Celtic Connections

Reem Kelani

Old Fruitmarket, Glasgow

Rob Adams


Reem Kelani doesn’t hang around. The Manchester-born Palestinian singer was renewing her Scottish connections – her father studied in Glasgow and she has entertaining memories of her own experiences of Millport bars – and she wasn’t to be hindered by formalities like waiting for the sound engineer’s thumb’s up.

Her off-mic introduction turned out to be an endearingly apt overture to a performance in which she combined restless energy with vigorous political engagement, persuasive audience involvement and an illustrated, impressively far-reaching musicological dissertation.

Visiting Celtic Connections as the headline attraction in a Burns Night celebration staged by the festival in conjunction with BEMIS, the organisation that empowers Scotland’s ethnic and cultural minority communities, Kelani took care to include her own Burns tribute, The Slave’s Lament, delivered as a deeply-felt blues, as did the previous participants.

So we had a raw, rugged Tibbie Dunbar from grooving Govanhill collective E Karika Djal’s violinist-guitarist, a slightly awkward-sounding Now Westlin’ Winds paired with Punjabi praise singing by Sarah Hayes and Sara Kazmi, and a rather lovely Auld Lang Syne from Syrian Maya Youssef, whose playing of the zither-like kanun employs an array of techniques to coax sounds and emotions from the strings.

Kelani’s frank emotional engagement with her material could easily tumble into complete chaos but she has her performance under her own kind of control and the way she works with her highly schooled quartet and her songs’ exacting arrangements is mesmerising.
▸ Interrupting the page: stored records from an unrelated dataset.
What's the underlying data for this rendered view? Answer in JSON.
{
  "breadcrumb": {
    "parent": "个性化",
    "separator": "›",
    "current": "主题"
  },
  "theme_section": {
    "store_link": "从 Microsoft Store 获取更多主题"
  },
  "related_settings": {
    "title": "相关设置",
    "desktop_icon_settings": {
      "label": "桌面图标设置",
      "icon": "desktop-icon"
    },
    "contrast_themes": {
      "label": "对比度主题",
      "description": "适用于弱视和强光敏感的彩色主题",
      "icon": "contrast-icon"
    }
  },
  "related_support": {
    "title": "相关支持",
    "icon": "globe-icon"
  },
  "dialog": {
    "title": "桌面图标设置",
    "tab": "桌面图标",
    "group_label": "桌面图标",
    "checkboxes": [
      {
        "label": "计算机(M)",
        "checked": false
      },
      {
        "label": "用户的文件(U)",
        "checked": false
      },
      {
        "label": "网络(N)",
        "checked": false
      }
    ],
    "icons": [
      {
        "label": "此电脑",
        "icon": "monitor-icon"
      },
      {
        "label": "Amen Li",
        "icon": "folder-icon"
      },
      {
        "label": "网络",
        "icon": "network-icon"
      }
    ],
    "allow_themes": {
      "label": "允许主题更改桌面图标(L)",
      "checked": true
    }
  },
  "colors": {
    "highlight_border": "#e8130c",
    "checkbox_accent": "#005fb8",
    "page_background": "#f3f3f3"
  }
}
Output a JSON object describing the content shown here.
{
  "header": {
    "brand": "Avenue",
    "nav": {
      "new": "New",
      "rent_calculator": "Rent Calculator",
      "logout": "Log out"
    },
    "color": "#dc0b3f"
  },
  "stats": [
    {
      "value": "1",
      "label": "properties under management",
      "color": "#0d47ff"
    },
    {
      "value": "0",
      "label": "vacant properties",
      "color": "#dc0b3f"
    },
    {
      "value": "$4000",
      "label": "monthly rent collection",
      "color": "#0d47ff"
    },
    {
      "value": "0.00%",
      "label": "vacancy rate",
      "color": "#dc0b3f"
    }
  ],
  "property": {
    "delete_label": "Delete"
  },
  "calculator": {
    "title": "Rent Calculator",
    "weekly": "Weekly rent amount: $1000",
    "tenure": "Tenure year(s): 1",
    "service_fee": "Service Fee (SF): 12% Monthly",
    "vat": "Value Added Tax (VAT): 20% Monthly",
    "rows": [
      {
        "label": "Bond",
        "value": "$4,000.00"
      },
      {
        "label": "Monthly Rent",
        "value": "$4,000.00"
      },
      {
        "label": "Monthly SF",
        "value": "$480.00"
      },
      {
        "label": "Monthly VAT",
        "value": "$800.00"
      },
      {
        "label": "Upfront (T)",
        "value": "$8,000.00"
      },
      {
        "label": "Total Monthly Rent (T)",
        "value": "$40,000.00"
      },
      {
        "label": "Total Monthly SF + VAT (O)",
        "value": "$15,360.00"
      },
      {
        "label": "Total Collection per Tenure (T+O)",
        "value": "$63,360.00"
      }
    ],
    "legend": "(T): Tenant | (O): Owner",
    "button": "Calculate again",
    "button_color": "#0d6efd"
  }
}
One song was taken from village square to conservatoire in a primal to baroque adventure and another, with the audience’s participation, brought harmony to the Middle East. If only political leaders could find such healing charm.